WHAT THE TASK ASKS ::
If a line in the data below contains "this", copy it.
BEGIN RECORDS PROVIDED
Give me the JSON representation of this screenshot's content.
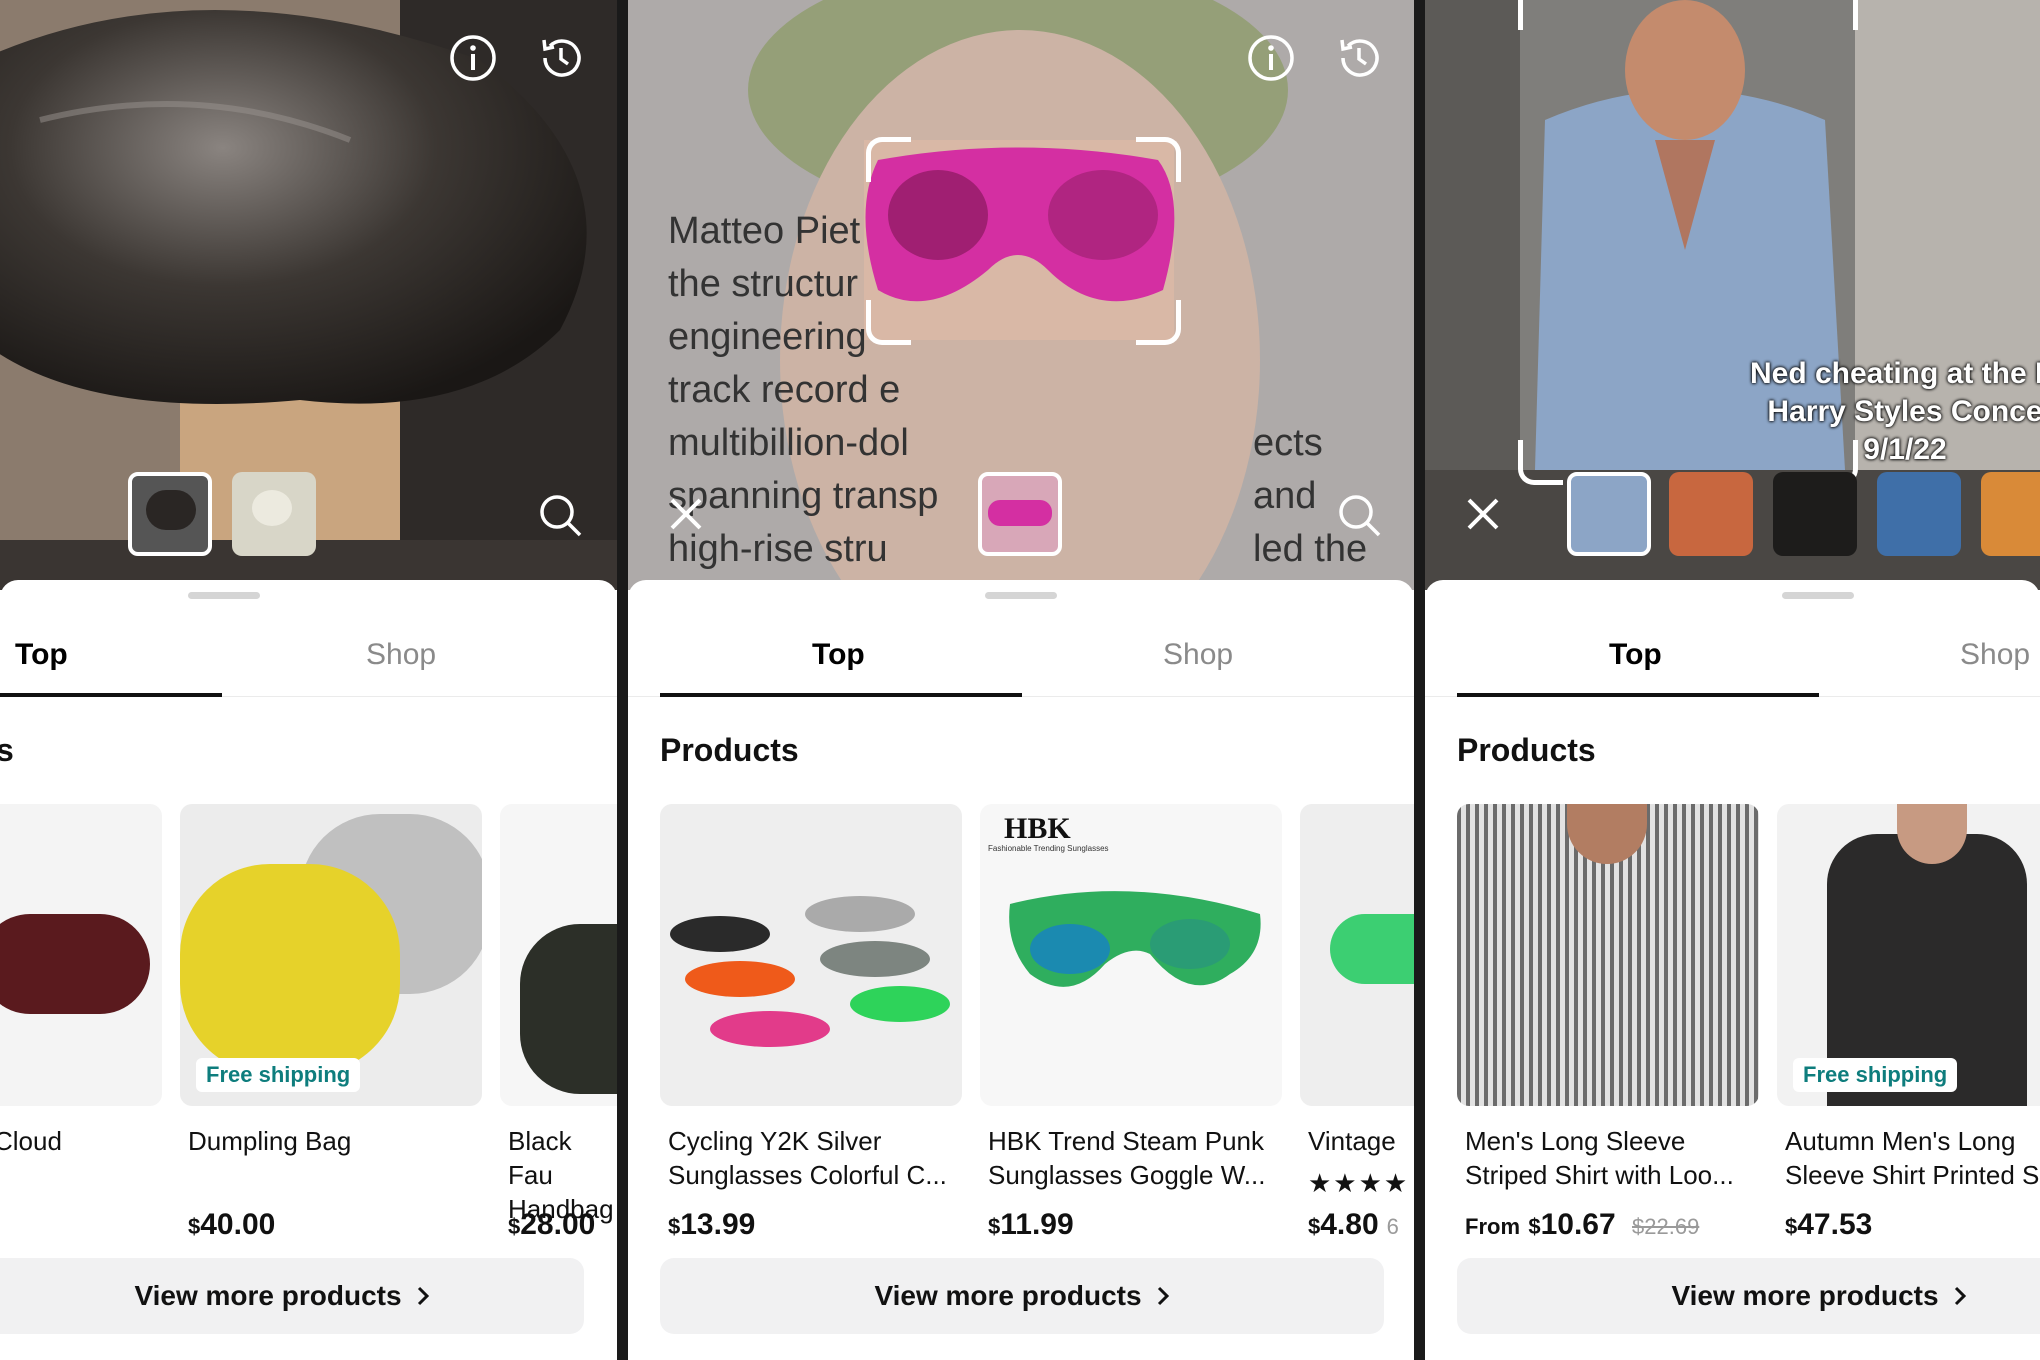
{
  "panels": [
    {
      "tabs": {
        "top": "Top",
        "shop": "Shop"
      },
      "section_title": "s",
      "products": [
        {
          "title": "Cloud",
          "price": ""
        },
        {
          "title": "Dumpling Bag",
          "price": "40.00",
          "badge": "Free shipping"
        },
        {
          "title": "Black Fau Handbag",
          "price": "28.00"
        }
      ],
      "view_more": "View more products"
    },
    {
      "overlay_text": [
        "Matteo Piet",
        "the structur",
        "engineering",
        "track record e",
        "multibillion-dol",
        "spanning transp",
        "high-rise stru"
      ],
      "overlay_text_right": [
        "ects",
        "and",
        "led the"
      ],
      "tabs": {
        "top": "Top",
        "shop": "Shop"
      },
      "section_title": "Products",
      "products": [
        {
          "title": "Cycling Y2K Silver Sunglasses Colorful C...",
          "price": "13.99"
        },
        {
          "title": "HBK Trend Steam Punk Sunglasses Goggle W...",
          "price": "11.99",
          "brand": "HBK",
          "brand_tagline": "Fashionable Trending Sunglasses"
        },
        {
          "title": "Vintage",
          "price": "4.80",
          "rating_stars": 4,
          "rating_suffix": "6"
        }
      ],
      "view_more": "View more products"
    },
    {
      "caption": [
        "Ned cheating at the M",
        "Harry Styles Conce",
        "9/1/22"
      ],
      "tabs": {
        "top": "Top",
        "shop": "Shop"
      },
      "section_title": "Products",
      "products": [
        {
          "title": "Men's Long Sleeve Striped Shirt with Loo...",
          "price_prefix": "From",
          "price": "10.67",
          "original_price": "$22.69"
        },
        {
          "title": "Autumn Men's Long Sleeve Shirt Printed S",
          "price": "47.53",
          "badge": "Free shipping"
        }
      ],
      "view_more": "View more products"
    }
  ],
  "currency": "$",
  "colors": {
    "accent_badge": "#0e7d7d",
    "sunglasses_pink": "#d42fa2",
    "button_bg": "#f1f1f2"
  },
  "icons": [
    "info-icon",
    "history-icon",
    "search-icon",
    "close-icon",
    "chevron-right-icon"
  ]
}
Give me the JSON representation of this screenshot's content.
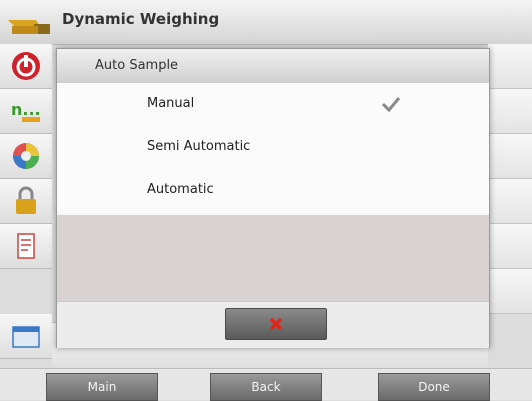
{
  "header": {
    "title": "Dynamic Weighing",
    "icon": "scale-tray-icon"
  },
  "sidebar": {
    "items": [
      {
        "icon": "power-icon",
        "color": "#d0212a"
      },
      {
        "icon": "units-icon",
        "text": "n...",
        "color": "#3c9a2a"
      },
      {
        "icon": "color-wheel-icon"
      },
      {
        "icon": "padlock-icon",
        "color": "#d8a21c"
      },
      {
        "icon": "printer-report-icon"
      },
      {
        "icon": "screen-window-icon",
        "color": "#3b78c7"
      }
    ]
  },
  "dialog": {
    "title": "Auto Sample",
    "options": [
      {
        "label": "Manual",
        "selected": true
      },
      {
        "label": "Semi Automatic",
        "selected": false
      },
      {
        "label": "Automatic",
        "selected": false
      }
    ],
    "cancel_icon": "close-x-icon",
    "cancel_color": "#e2231a"
  },
  "footer": {
    "main_label": "Main",
    "back_label": "Back",
    "done_label": "Done"
  }
}
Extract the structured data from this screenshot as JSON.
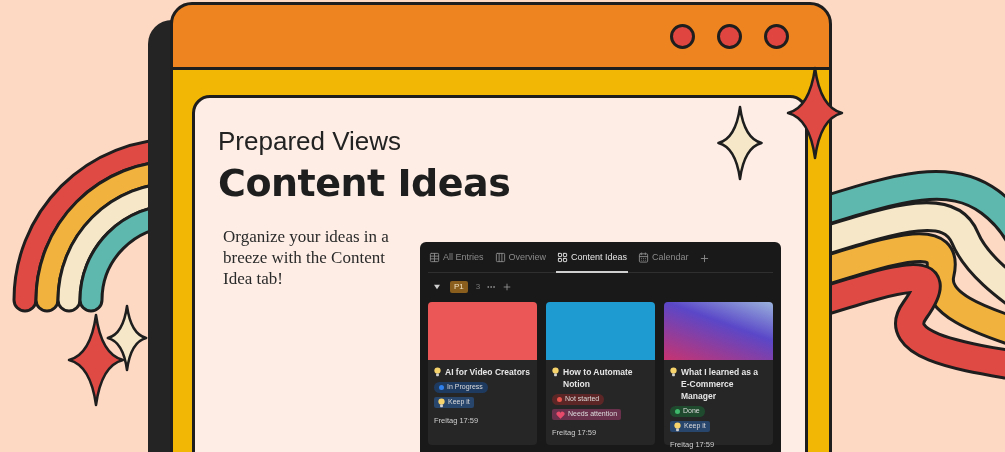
{
  "hero": {
    "eyebrow": "Prepared Views",
    "title": "Content Ideas",
    "description": "Organize your ideas in a breeze with the Content Idea tab!"
  },
  "notion": {
    "tabs": [
      {
        "label": "All Entries",
        "kind": "table",
        "selected": false
      },
      {
        "label": "Overview",
        "kind": "board",
        "selected": false
      },
      {
        "label": "Content Ideas",
        "kind": "gallery",
        "selected": true
      },
      {
        "label": "Calendar",
        "kind": "calendar",
        "selected": false
      }
    ],
    "group": {
      "label": "P1",
      "count": "3",
      "expanded": true
    },
    "cards": [
      {
        "cover": {
          "kind": "solid",
          "color": "#eb5757"
        },
        "title": "AI for Video Creators",
        "status": {
          "label": "In Progress",
          "color": "#2f80ed"
        },
        "tags": [
          {
            "label": "Keep it",
            "kind": "bulb",
            "color": "#28456c"
          }
        ],
        "date": "Freitag 17:59"
      },
      {
        "cover": {
          "kind": "solid",
          "color": "#1e9bd0"
        },
        "title": "How to Automate Notion",
        "status": {
          "label": "Not started",
          "color": "#e5534b"
        },
        "tags": [
          {
            "label": "Needs attention",
            "kind": "heart",
            "color": "#69314c"
          }
        ],
        "date": "Freitag 17:59"
      },
      {
        "cover": {
          "kind": "gradient",
          "color": "#5a47c8"
        },
        "title": "What I learned as a E-Commerce Manager",
        "status": {
          "label": "Done",
          "color": "#3fb96b"
        },
        "tags": [
          {
            "label": "Keep it",
            "kind": "bulb",
            "color": "#28456c"
          }
        ],
        "date": "Freitag 17:59"
      }
    ]
  }
}
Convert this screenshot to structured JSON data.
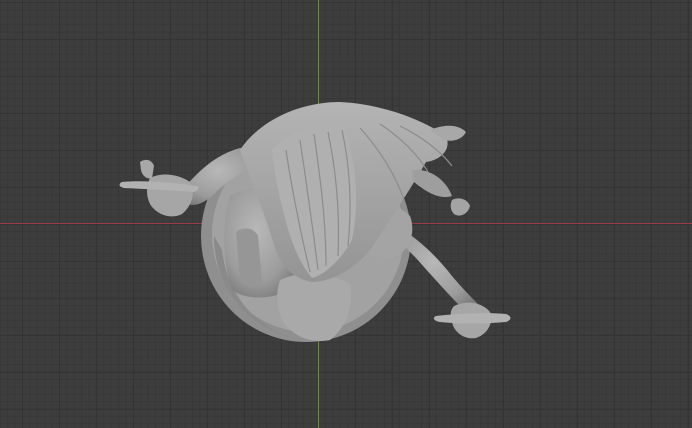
{
  "viewport": {
    "background_color": "#3d3d3d",
    "grid_color": "#343434",
    "x_axis_color": "#9a3a44",
    "y_axis_color": "#6f8e2c",
    "object_color": "#a9a9a9"
  },
  "scene_object": {
    "icon": "sculpted-figure-mesh"
  }
}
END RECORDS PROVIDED
COMPLETED TASK ::
Give me the JSON representation of this screenshot's content.
Give me the JSON representation of this screenshot's content.
Extract the structured data from this screenshot as JSON.
Convert this screenshot to structured JSON data.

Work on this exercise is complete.